"A couple people will spend an average of $20 to $25 on lunch or dinner. On a Friday or Saturday night, though, a group of people might spend $100. Actually, I saw a group drop $600 once," said Steve Luna, an undecided sophomore and server at Frog and Firkin.
The buck ÷ so to speak ÷ doesn't stop on Friday night dinner with friends, though. Spending a hundred bucks on clothes and other accessories seems, for this demographic in particular, just as routine as Seidelman's going-out schedule.
"I go shopping once every two weeks, usually to Zo‘ or Urban (Outfitters) because they're within walking distance. I would shop at Butz if I had a car," Seidelman said.
Zo‘, an upscale clothing store on North Fourth Avenue carries up-and-coming designer brands in addition to well-known designer lines like Juicy Couture, whose jeans usually cost upward of $100. On any given day, one can probably spot a student sporting a funky Urban Outfitters bag or holding a freshly purchased item. Urban Outfitters holds the reputation of being the store of the college town, first popping up in Philadelphia, New York City and Boston, because of its trendy, funky items ranging from both men's and women's clothing to shower curtains and sake sets.
The last store Seidelman mentioned, Butz, has a close relationship with UA and, in particular, UA Greek life.
"We do a lot of work with sororities, helping them with fashion shows," owner Julie Penny said. "The U of A loves Butz."
Located in the St. Phillip's Plaza at North Campbell Avenue and East River Road, the long drive doesn't discourage too many students from spending the big bucks there.
"It's cute ÷ they drive their BMWs and Ranger Rovers and leave with bagfuls of clothes. On an average visit, it could be anywhere from $150 to ÷ the sky's the limit," Penny said.
Though Seidelman belongs to the Alpha Epsilon Phi sorority and Butz does do a lot of business with the sororities, big spending is not limited to students donning Greek-lettered sweatshirts.
"We find that a lot of our clients come from New York, Chicago, L.A. and other big cities and they're used to forward fashion. We never advertise, but they find us their freshman year," Penny added.
As students stock up on outfits throughout the semester during shopping sprees, one week in mid-March lends itself to shedding clothes rather than accumulating them: spring break.
STA Travel, a student travel agency, busies itself with booking spring break trips for both the frugal-minded and extravagant. Julie Betz, the branch manager of the STA Travel outlet located in the Student Union Memorial Center, calculated that they've already booked 300 ÷ 400 spring break reservations for students in their branch alone. This year, she added, many companies have made cheaper options available to spring breakers like bus trips to Rocky Point, cutting out expensive airfare fees. Still, students have shown greater interest in exploring more out-of-the-ordinary locales. With Mexico just a hop, skip and a jump away, students expand their spring break options, which also means dishing out extra cash to make it happen.
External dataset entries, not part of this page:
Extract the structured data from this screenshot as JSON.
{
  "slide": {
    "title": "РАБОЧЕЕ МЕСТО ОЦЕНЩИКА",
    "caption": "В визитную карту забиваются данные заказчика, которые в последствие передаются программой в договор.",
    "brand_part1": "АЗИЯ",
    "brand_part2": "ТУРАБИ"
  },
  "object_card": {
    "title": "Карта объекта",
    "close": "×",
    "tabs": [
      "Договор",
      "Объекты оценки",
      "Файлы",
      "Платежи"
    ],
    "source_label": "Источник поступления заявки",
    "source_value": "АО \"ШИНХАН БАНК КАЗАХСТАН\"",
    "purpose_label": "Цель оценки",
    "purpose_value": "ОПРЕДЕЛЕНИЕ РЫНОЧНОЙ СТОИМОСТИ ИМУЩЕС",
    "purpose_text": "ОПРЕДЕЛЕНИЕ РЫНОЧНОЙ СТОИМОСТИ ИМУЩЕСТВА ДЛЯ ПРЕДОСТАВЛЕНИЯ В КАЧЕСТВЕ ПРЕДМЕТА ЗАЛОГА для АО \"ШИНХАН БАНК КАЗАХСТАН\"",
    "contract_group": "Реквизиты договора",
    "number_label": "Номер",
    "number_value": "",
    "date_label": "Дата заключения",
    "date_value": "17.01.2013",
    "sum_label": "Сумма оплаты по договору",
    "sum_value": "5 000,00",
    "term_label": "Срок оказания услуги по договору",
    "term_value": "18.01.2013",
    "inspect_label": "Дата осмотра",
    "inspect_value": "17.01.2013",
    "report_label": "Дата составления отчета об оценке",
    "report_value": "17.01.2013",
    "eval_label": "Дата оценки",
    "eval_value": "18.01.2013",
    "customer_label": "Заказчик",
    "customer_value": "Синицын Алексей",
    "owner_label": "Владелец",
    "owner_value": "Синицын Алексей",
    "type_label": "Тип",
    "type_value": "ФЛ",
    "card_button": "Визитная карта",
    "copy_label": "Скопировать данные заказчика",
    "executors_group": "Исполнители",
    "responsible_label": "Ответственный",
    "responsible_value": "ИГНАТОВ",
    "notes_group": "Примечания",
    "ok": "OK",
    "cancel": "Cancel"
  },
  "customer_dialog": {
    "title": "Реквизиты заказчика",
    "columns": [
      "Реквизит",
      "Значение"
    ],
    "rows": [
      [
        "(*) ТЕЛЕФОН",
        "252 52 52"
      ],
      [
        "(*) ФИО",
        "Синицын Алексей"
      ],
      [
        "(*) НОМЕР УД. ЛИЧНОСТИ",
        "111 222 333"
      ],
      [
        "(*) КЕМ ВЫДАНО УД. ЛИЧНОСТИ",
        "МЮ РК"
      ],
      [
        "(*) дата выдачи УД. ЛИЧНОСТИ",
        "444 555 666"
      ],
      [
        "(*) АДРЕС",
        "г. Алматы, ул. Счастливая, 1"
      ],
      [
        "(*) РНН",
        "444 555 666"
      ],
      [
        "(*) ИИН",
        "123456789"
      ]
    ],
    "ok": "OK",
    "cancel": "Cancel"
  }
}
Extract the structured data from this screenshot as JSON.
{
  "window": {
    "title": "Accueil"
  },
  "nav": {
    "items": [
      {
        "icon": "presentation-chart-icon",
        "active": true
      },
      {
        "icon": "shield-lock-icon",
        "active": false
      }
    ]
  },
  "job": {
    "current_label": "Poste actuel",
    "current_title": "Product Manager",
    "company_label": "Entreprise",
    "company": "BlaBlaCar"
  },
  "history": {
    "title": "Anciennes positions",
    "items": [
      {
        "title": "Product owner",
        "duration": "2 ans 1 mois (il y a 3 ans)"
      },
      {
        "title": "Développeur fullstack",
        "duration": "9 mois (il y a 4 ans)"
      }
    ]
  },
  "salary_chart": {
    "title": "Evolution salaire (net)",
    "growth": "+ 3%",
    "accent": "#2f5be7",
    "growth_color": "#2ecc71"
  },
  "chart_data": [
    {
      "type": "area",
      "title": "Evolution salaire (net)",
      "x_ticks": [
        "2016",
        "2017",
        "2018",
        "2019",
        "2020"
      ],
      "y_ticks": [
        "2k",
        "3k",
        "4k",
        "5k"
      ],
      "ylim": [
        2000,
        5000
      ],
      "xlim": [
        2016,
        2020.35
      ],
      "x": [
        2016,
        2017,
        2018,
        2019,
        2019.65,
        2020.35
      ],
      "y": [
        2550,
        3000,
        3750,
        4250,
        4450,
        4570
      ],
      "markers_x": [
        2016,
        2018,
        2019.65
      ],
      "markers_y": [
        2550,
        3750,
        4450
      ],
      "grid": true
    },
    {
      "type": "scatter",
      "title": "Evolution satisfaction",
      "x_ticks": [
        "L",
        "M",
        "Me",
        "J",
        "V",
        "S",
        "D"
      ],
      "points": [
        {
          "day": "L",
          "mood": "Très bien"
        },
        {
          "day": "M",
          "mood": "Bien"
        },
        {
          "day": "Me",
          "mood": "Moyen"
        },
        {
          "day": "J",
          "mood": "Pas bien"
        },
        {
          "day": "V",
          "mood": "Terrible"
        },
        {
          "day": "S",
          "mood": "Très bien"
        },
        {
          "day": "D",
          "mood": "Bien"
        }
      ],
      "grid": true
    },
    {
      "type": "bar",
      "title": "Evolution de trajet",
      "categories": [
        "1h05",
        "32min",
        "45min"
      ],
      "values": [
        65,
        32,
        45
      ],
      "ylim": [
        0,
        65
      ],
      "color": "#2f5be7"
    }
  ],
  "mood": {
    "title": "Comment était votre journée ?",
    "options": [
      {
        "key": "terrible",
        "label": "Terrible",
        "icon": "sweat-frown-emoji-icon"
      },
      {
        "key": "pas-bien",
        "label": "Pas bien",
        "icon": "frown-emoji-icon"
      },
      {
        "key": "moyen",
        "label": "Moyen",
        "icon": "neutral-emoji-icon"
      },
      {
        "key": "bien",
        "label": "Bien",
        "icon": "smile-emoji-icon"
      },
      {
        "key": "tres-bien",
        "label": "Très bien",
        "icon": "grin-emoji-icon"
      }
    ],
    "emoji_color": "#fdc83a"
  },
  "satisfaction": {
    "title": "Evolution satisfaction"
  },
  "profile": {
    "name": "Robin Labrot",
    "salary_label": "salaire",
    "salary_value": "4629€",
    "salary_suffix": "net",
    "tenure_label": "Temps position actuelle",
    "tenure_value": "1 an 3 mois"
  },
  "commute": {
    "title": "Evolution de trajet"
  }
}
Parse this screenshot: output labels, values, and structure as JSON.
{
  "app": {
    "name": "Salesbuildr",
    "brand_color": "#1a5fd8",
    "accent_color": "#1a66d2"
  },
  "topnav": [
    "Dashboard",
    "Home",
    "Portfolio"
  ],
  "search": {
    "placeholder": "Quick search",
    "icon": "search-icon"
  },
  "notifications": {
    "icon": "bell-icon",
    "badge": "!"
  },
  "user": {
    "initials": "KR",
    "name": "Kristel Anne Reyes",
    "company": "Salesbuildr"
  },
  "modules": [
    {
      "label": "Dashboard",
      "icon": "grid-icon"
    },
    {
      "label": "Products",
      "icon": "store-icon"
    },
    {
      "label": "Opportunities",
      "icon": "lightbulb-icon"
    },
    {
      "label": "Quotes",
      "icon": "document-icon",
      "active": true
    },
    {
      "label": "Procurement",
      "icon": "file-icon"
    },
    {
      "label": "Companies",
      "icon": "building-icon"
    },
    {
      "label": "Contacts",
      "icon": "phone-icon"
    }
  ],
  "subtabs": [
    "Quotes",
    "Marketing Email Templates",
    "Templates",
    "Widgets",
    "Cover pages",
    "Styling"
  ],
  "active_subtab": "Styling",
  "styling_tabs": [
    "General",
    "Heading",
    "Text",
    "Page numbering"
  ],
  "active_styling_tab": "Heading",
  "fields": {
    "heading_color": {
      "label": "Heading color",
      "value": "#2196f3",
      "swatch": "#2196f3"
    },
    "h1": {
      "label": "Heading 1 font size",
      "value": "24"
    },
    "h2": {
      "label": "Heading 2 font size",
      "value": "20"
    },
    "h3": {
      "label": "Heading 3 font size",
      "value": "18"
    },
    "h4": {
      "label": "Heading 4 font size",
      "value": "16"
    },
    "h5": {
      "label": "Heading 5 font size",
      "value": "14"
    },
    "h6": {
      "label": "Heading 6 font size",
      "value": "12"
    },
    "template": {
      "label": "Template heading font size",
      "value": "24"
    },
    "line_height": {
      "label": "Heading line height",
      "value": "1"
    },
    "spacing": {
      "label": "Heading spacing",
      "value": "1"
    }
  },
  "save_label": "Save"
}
"People down here may want something more interesting, like Europe. We even have students going to more exotic places like Central America," Betz said. She estimated that most international trips cost around $1,000 for airfare and hotel costs alone.
During a time when the United States struggles with a trillion dollar deficit and Arizona's financial situation threatens the livelihood of many departments here on campus, a highly visible group of students adopt a spendthrift lifestyle. If Frog and Firkin splurges and Butz binges indeed result from what Nametz calls the "reciprocal" response, a tuition hike might result in a ramen noodle comeback.
Nametz explained that one can attribute some reasoning behind the pending tuition changes to President Likins' hope to smooth out the jagged disparity intensifying among the high-need and low-need students under the current tuition rate and grant system.